Road Trip Baghdad

Date Published: 01 August 2004

Road Trip Baghdad

My platoon made a trip to a base in Baghdad this weekend to pick up some stuff. It was my first major convoy over here. Everything went pretty smoothly. We ended up leaving a day later than planned since the first day we made it about 2 hours out when my humvee's engine died, so we had to turn back with it in tow. The next day, though, the replacement humvee did fine. The base we went to had some pretty nice palace buildings, although most of them were pretty damaged from the 'shock and awe' campaign. We slept across the street from the palace that I think belonged to Hussein's sons and which was on CNN showing before and after pictures of the damage. I'll post some pictures soon.

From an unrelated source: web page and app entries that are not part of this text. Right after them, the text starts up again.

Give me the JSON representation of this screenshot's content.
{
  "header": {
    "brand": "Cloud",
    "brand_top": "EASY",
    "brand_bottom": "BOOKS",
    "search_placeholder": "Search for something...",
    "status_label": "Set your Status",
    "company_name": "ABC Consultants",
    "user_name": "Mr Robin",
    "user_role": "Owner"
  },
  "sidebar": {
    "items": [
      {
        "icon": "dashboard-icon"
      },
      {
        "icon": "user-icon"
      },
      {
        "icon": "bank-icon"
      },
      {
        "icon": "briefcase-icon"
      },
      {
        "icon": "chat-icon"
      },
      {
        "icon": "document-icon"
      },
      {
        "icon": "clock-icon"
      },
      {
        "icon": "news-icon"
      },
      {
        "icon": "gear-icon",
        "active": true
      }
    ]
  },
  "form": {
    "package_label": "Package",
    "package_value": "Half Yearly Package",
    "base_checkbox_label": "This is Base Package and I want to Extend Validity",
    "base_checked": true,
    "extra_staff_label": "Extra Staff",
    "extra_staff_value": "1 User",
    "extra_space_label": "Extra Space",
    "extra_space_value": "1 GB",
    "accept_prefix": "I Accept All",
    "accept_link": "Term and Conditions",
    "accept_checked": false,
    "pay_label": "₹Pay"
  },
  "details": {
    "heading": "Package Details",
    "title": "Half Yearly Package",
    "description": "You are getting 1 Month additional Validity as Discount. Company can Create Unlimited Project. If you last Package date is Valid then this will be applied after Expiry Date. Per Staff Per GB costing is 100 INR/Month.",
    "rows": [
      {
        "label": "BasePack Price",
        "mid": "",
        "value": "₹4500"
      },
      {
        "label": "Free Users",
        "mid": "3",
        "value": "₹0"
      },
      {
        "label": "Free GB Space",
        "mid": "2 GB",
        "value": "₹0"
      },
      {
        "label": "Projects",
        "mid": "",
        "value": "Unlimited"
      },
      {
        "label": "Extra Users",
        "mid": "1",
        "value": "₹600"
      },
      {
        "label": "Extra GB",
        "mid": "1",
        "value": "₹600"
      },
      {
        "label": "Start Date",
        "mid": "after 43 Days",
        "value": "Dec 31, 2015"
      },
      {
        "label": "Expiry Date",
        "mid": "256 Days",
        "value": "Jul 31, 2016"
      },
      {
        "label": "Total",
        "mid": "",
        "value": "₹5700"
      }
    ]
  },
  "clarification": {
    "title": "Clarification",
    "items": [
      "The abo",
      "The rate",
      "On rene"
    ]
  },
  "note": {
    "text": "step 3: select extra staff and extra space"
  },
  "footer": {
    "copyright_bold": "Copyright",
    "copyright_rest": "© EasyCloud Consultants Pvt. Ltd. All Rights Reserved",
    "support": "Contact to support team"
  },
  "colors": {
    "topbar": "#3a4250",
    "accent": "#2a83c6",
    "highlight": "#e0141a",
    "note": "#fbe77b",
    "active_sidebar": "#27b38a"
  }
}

The trip was pretty stressful for obvious reasons. The route includes a ton of places that are prone to IED attacks. Luckily the only excitement we got was on the way there, something big blew up about 1500m behind us (I was in the trail vehicle). It must have been a car bomb or something since most IEDs are just a single warhead and wouldn't have made such a large fireball. Don't know if it was meant for us or just coincidental, but luckily we were out of that stretch a couple of minutes before it went off.

The amenities in the baghdad bases are much nicer than at Caldwell. They actually have a pretty nice PX, a burger king (which I didn't get a chance to go to), and a very nice dining facility, complete with ice cream/milkshake bar. They also don't have to wear their helmets everywhere on post (just uniform with boonie cap / soft cap), which is ironic since on Caldwell we have to wear helmets everywhere despite never having come under mortar/rocket attack (as this other base does frequently). Oh well, I guess a little while before I got here Caldwell was having to wear full 'battle rattle' everywhere (helmet, weapon, interceptor body armor, ammo), so at least things are getting better.

Steve Smith

About Ardalis

Software Architect

Steve is an experienced software architect and trainer, focusing on code quality and Domain-Driven Design with .NET.